Kentucky Gov. Matt Bevin on Wednesday said legislation wouldn’t help reduce surging gun violence in the state’s urban centers.
In response, Mayor Greg Fischer said he would continue pushing for state legislation that would allow cities like Louisville to adopt their own gun laws.
Speaking at a press event in Louisville Monday, Bevin said people who think “more government rules” can help put an end to shootings in Lexington and Louisville “are delusional,” according to a report from the Lexington Herald Leader.
Instead, Bevin said communities need to do “some serious soul searching” and “ask hard questions” to “heal [themselves] from within.” He declined to offer specific thoughts on what can be done to address gun violence in Kentucky’s largest cities but said it concerns him.
“This has to be addressed, it will be addressed, one way or the other,” he said. “This is something we will get to.”
Bevin’s stance differs in part from that of Fischer, who earlier this summer began calling for a change to state law to allow cities to enact local gun laws that are stricter than statewide laws.
In an interview Tuesday, Fischer said despite what the governor said, he wants to push cities’ rights to adopt their own gun laws.
State Law Supersedes
Gun violence is on the rise in Louisville. The year will end with the highest homicide tally on record, and shootings have ballooned compared with previous years, according to police data.

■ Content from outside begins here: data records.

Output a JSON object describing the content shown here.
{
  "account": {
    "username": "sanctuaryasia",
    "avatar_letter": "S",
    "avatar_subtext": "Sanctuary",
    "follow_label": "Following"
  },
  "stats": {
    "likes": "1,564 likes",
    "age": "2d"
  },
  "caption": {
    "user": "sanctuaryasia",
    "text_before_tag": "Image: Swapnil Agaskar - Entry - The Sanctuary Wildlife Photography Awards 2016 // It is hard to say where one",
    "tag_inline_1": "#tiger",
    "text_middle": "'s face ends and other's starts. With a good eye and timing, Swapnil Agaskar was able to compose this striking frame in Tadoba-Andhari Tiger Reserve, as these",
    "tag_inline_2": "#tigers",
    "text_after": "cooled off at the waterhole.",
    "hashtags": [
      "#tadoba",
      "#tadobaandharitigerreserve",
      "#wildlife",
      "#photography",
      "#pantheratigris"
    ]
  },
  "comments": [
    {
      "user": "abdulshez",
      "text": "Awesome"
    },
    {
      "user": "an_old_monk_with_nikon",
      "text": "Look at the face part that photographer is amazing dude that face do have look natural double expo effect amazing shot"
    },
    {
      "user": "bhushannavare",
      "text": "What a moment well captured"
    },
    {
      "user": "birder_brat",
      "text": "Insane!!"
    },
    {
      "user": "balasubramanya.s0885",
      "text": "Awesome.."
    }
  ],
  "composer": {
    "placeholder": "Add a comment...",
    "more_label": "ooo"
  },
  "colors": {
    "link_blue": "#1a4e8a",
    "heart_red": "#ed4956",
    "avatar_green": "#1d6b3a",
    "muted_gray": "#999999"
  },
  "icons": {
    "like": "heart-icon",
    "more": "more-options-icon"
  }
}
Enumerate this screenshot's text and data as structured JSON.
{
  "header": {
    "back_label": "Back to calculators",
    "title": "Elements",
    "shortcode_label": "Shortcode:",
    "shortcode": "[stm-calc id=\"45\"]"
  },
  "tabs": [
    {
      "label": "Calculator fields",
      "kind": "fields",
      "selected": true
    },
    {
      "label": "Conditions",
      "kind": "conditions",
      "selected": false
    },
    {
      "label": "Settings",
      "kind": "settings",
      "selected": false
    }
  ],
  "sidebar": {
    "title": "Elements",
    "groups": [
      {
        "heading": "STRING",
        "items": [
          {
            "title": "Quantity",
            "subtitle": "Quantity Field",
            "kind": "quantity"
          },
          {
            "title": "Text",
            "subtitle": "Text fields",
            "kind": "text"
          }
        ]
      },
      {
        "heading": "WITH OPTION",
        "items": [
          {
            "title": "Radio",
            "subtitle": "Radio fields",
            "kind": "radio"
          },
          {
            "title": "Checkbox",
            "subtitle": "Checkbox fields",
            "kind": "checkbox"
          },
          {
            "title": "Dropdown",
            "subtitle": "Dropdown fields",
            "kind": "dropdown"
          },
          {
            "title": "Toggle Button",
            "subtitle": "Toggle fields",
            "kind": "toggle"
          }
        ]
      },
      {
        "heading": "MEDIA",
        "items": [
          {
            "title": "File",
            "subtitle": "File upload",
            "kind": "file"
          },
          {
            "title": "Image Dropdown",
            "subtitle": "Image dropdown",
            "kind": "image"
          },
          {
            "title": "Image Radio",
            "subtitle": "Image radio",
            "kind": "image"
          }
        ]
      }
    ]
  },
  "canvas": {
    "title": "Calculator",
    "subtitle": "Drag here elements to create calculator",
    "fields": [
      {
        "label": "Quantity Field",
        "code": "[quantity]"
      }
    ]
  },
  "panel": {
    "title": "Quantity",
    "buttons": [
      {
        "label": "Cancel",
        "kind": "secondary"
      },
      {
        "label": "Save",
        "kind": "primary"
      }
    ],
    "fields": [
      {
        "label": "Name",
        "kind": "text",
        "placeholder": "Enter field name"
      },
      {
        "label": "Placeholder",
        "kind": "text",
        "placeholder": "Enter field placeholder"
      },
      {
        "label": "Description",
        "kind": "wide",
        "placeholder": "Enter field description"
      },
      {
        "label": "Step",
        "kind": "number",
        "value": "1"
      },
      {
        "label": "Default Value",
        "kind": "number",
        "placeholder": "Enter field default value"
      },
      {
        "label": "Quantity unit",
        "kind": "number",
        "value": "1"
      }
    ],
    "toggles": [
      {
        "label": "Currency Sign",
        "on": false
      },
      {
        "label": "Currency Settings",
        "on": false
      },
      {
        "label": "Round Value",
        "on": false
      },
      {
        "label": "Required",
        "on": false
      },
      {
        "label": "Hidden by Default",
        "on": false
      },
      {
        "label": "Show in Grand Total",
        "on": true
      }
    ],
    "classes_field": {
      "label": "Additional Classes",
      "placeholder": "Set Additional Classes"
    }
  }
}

Last week, on Thanksgiving Day, a shooting erupted in Shawnee Park near an annual football tournament. Police reported that seven people were shot and two were fatally wounded.
Some state legislators want to change that. Louisville Sen. Reggie Thomas filed a bill earlier this month that, if approved, would give Lexington, Louisville and other cities the ability to enact their own gun laws. The bill has little hope of passing under the Republican majority.
Yet still, Fischer said his stance is unwavering: he wants the ability to pass local gun measures in Louisville. But he also said legislation alone won’t solve the issue.
“It takes a comprehensive approach,” he said in an interview Tuesday afternoon.
Fischer said he’s yet to discuss the city’s violence with Bevin. He has, however, talked with the governor about economic vitality, which, he said, is a driving force to reduce crime.
“When people are employed and they have good jobs, it leads to them having a hopeful future,” Fischer said. “So often what you see with crime and violence is that people don’t feel like they’re connected to a hopeful future.”